Calabresi had been in charge of the police investigations into the horrific bombing that took place in Milan's Piazza Fontana in 1969. Only days later the anarchist railway worker Guiseppe Pinelli was thrown from a police station window following interrogation. It has gradually emerged that the bombing, was part of a deliberate "strategy of tension" in which rogue elements in the Italian security services combined with neo-fascists to carry out a series of bombings which would be blamed on the left, and justify a "crack-down" by the state. This "strategy" was intended to emulate similar events in Greece, which culminated in the coup by right-wing Colonels.

Pinelli's death became the subject of Dario Fo's play Accidental Death of An Anarchist, in which Calabresi became an object of ridicule. Calabresi was subsequently tried for Pinelli's murder but acquitted. In 1988 Sofri, together with Ovidio Bompressi and Giorgio Pietrostefani were accused of Calabresi's murder by a police infomer, and in spite of many inaccuracies in his testimony the three accused were sentenced to 22 years in prison. Sofri has always maintained his innocence and his case became a popular cause, and the subject of several books including one by historian Carlo Ginzberg: The Judge and the Historian. The guilty
verdict was overturned at appeal in 1993, but reinstated the following year, and legal proceedings continued until the year 2000.

Sofri, a respected journalist who reported on events in Sarajevo when the city was under seige, also helped negotiate the release of hostages in Chechena while in prison, and became a media celebrity, giving television interviews from his cell and writing about football.
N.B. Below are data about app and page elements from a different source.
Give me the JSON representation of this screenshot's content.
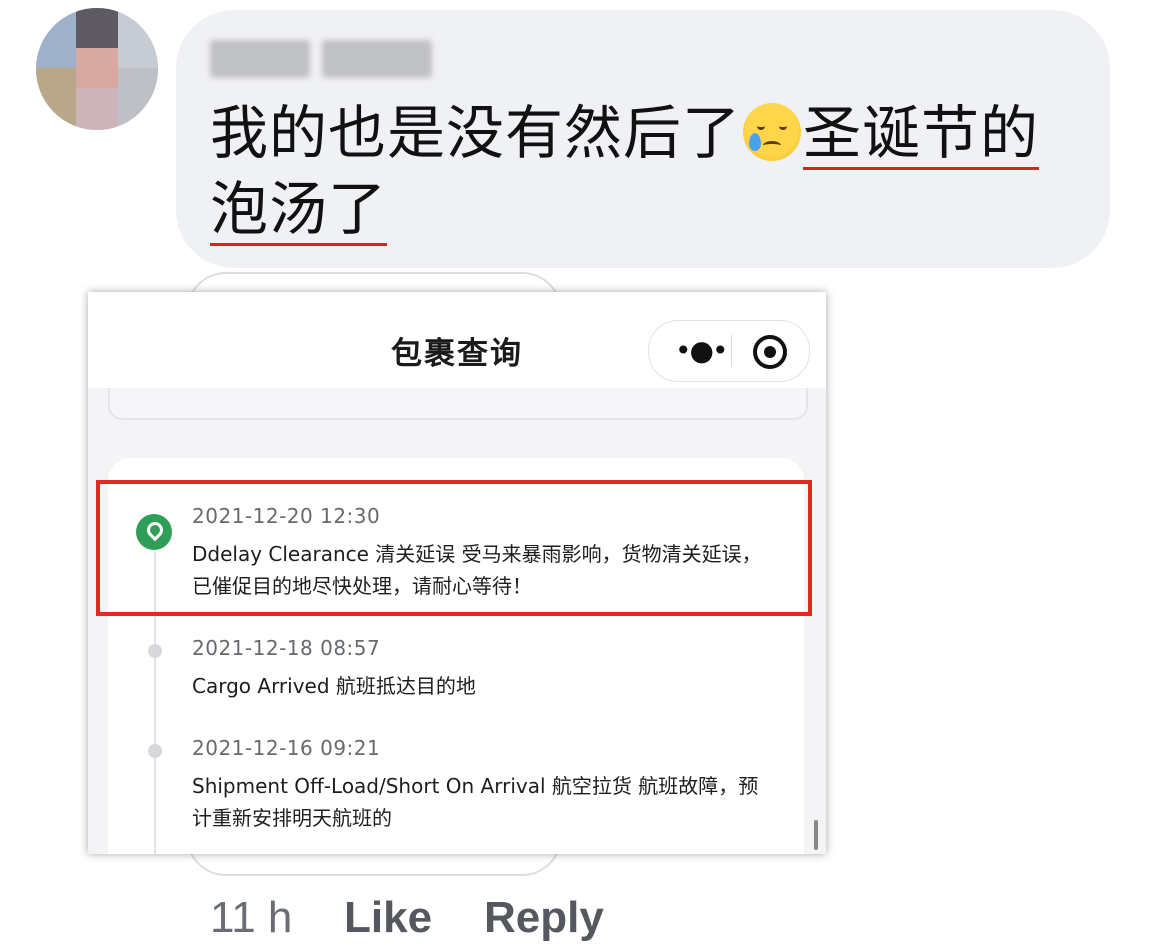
{
  "comment": {
    "author": "",
    "text_line1_prefix": "我的也是没有然后了",
    "emoji": "crying-face-emoji",
    "text_line1_underlined": "圣诞节的",
    "text_line2_underlined": "泡汤了",
    "time": "11 h",
    "like_label": "Like",
    "reply_label": "Reply"
  },
  "attachment": {
    "title": "包裹查询",
    "menu_icon": "more-dots-icon",
    "close_icon": "target-icon",
    "events": [
      {
        "time": "2021-12-20 12:30",
        "desc": "Ddelay Clearance 清关延误 受马来暴雨影响，货物清关延误，已催促目的地尽快处理，请耐心等待！",
        "highlighted": true
      },
      {
        "time": "2021-12-18 08:57",
        "desc": "Cargo Arrived 航班抵达目的地",
        "highlighted": false
      },
      {
        "time": "2021-12-16 09:21",
        "desc": "Shipment Off-Load/Short On Arrival 航空拉货 航班故障，预计重新安排明天航班的",
        "highlighted": false
      }
    ]
  },
  "colors": {
    "bubble_bg": "#f0f1f4",
    "underline": "#e02020",
    "highlight_box": "#e12a20",
    "pin_green": "#2f9e58"
  }
}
Here is a short piece he wrote about life in prison:

Librarians Without Borders

Set up in 2005 Librarians Without Borders is an organisation that seeks to challenge "the vast information resource inequity existing between different regions of the world. Our vision is to build sustainable libraries and support their custodians and advocates -- librarians." Their website provides background information about the work that they are doing, and about their first international project, the Biblioteca Tutangi, in Angola -a desperately needed nursing and medical Portuguese language library that will support the learning needs of university and college students in Huambo. Thanks to Peter Scott's Blog at Xrefer for the info: